Given entries —
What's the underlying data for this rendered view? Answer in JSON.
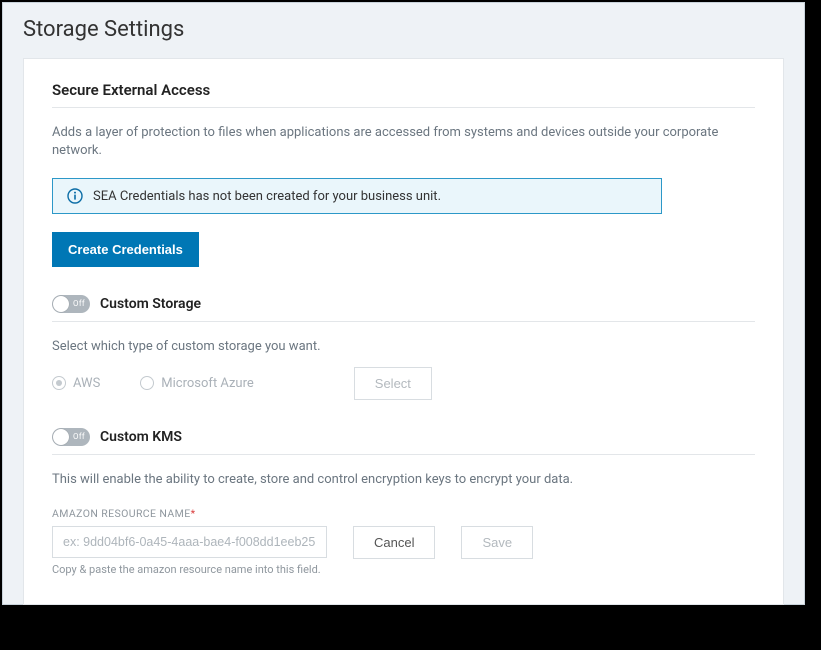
{
  "page_title": "Storage Settings",
  "sections": {
    "sea": {
      "heading": "Secure External Access",
      "description": "Adds a layer of protection to files when applications are accessed from systems and devices outside your corporate network.",
      "banner_text": "SEA Credentials has not been created for your business unit.",
      "create_button": "Create Credentials"
    },
    "custom_storage": {
      "heading": "Custom Storage",
      "toggle_state": "Off",
      "description": "Select which type of custom storage you want.",
      "option_aws": "AWS",
      "option_azure": "Microsoft Azure",
      "select_button": "Select"
    },
    "custom_kms": {
      "heading": "Custom KMS",
      "toggle_state": "Off",
      "description": "This will enable the ability to create, store and control encryption keys to encrypt your data.",
      "arn_label": "AMAZON RESOURCE NAME",
      "arn_placeholder": "ex: 9dd04bf6-0a45-4aaa-bae4-f008dd1eeb25",
      "arn_hint": "Copy & paste the amazon resource name into this field.",
      "cancel_button": "Cancel",
      "save_button": "Save"
    }
  }
}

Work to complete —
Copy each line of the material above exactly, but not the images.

Response area —
What's the underlying data for this rendered view? Answer in JSON.
{
  "page_title": "Storage Settings",
  "sections": {
    "sea": {
      "heading": "Secure External Access",
      "description": "Adds a layer of protection to files when applications are accessed from systems and devices outside your corporate network.",
      "banner_text": "SEA Credentials has not been created for your business unit.",
      "create_button": "Create Credentials"
    },
    "custom_storage": {
      "heading": "Custom Storage",
      "toggle_state": "Off",
      "description": "Select which type of custom storage you want.",
      "option_aws": "AWS",
      "option_azure": "Microsoft Azure",
      "select_button": "Select"
    },
    "custom_kms": {
      "heading": "Custom KMS",
      "toggle_state": "Off",
      "description": "This will enable the ability to create, store and control encryption keys to encrypt your data.",
      "arn_label": "AMAZON RESOURCE NAME",
      "arn_placeholder": "ex: 9dd04bf6-0a45-4aaa-bae4-f008dd1eeb25",
      "arn_hint": "Copy & paste the amazon resource name into this field.",
      "cancel_button": "Cancel",
      "save_button": "Save"
    }
  }
}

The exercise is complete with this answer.